I do love the old-school weapon limitations, too. For the most part you'll be fighting with carbines and assault rifles, switching out for SMGs or battle rifles or snipers should you happen across them during the match, but not often. Everyone kicks off with the same loadout. Everyone has the same HP. It's a delightful palate-cleanser for a genre that's been getting ever more convoluted with each passing year, and there's no way you can buy, or grind out, a tactical advantage.
The maps are diverse and appealing, too, and though I've never been a fan of misadventure deaths - I'm an expert in plummeting to my doom in all games; it's just a natural gift, along with my astonishing lack of direction - the various holes and deadends certainly keep me on my toes. Perhaps most importantly, most (if not quite all) levels are super small and delightfully tight, which keeps the tempo high and the adrenaline pumping. You will rarely be far from a fight.
What it doesn't do quite so well is provide much of a learning curve. Whilst there's a decent enough tutorial that takes you through the basics, from your very first unranked match, you might be taking on Rank 50 players. I know that's what happens when there's no skill-based-matchmaking (and it's my very unpopular opinion that unranked games are preferable when they're not skill-based; don't @ me), but that doesn't mean it's not tough to find your feet, and you'll soon realise that knowing your environs and being able to move nimbly around is as important in Splitgate as pulling off that delicious headshot.
This brings us neatly to the star of Splitgate: portals.
While I've spent more time traipsing through Aperture over the years than I care to admit, getting to grips with portals in Splitgate hasn't been as intuitive for me as I would've liked. The action is so frenetic I often find myself playing a straight shooter, and that won't always get you the K/D you want.
I don't profess to be an expert at portaling just yet, but the more you play, the more instinctive it becomes. If I hear a fight kicking off to the left of me, I can turn and shoot off a portal in the distance to my right, pop one right behind me, and then head on over to see what the fuss is about. If I emerge triumphant: brilliant! If it goes a bit Pete Tong, though, I've got time to slip away, hopefully deleting the portal behind me in time. It makes Splitgate a surprisingly cerebral experience and the better you know the map layout, the more creative you can be, slipping effortlessly in and out of firefights.
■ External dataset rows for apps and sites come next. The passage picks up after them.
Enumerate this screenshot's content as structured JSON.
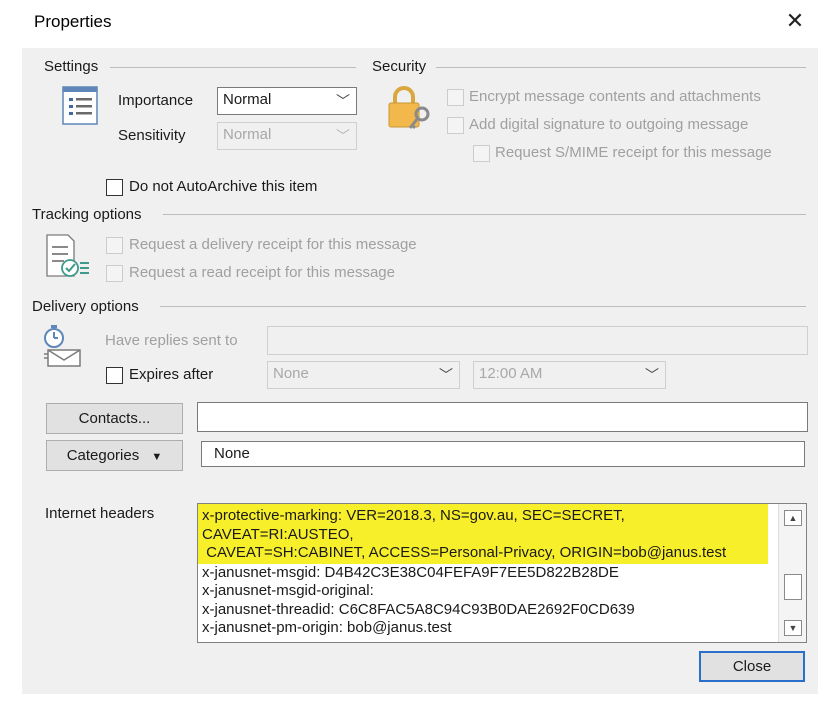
{
  "window": {
    "title": "Properties",
    "close_glyph": "✕"
  },
  "settings": {
    "section_label": "Settings",
    "importance_label": "Importance",
    "importance_value": "Normal",
    "sensitivity_label": "Sensitivity",
    "sensitivity_value": "Normal",
    "autoarchive_label": "Do not AutoArchive this item"
  },
  "security": {
    "section_label": "Security",
    "encrypt_label": "Encrypt message contents and attachments",
    "signature_label": "Add digital signature to outgoing message",
    "smime_label": "Request S/MIME receipt for this message"
  },
  "tracking": {
    "section_label": "Tracking options",
    "delivery_receipt_label": "Request a delivery receipt for this message",
    "read_receipt_label": "Request a read receipt for this message"
  },
  "delivery": {
    "section_label": "Delivery options",
    "replies_label": "Have replies sent to",
    "replies_value": "",
    "expires_label": "Expires after",
    "expires_date": "None",
    "expires_time": "12:00 AM"
  },
  "contacts": {
    "button_label": "Contacts...",
    "value": ""
  },
  "categories": {
    "button_label": "Categories",
    "value": "None"
  },
  "headers": {
    "label": "Internet headers",
    "highlighted_lines": [
      "x-protective-marking: VER=2018.3, NS=gov.au, SEC=SECRET,",
      "CAVEAT=RI:AUSTEO,",
      " CAVEAT=SH:CABINET, ACCESS=Personal-Privacy, ORIGIN=bob@janus.test"
    ],
    "lines": [
      "x-janusnet-msgid: D4B42C3E38C04FEFA9F7EE5D822B28DE",
      "x-janusnet-msgid-original:",
      "x-janusnet-threadid: C6C8FAC5A8C94C93B0DAE2692F0CD639",
      "x-janusnet-pm-origin: bob@janus.test"
    ]
  },
  "footer": {
    "close_label": "Close"
  },
  "colors": {
    "highlight": "#f8ef2b",
    "primary_border": "#2a6fc9",
    "panel_bg": "#f0f0f0"
  }
}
Last night, for instance, I came up against one particularly irksome team - well, technically they were awesome, but they destroyed me, so I'm being uncharitable - that perfectly utilised portals on beachfront level Oasis, dipping in and out of them so fluidly I often didn't even know who was murdering me. Only by the humiliating killcam replay could I see that they were miles away from me, huddled up at the top of the map, using strategically placed portals as sneaky recon tools. It was a masterclass in tactics and another example of how impressive - and exciting - the portalling mechanic truly is.
Right now Splitgate's in beta, and it's completely free-to-play on PC, PS4/5, and Xbox One/Series X. It boasts 20 maps, 15 modes, full cross-play, and a ranked mode to boot. And look, I know a game's price tag has zip to do with its intrinsic value, but if you've ever had fun with an old-school Halo game, you owe it to yourself to give this a go. I came into this thinking - admittedly a touch cynically - that if Splitgate was okay, it would at least tide me over until Halo Infinite arrives. Now I'm wondering if I'll have time to fit Halo Infinite in around my Splitgate sessions.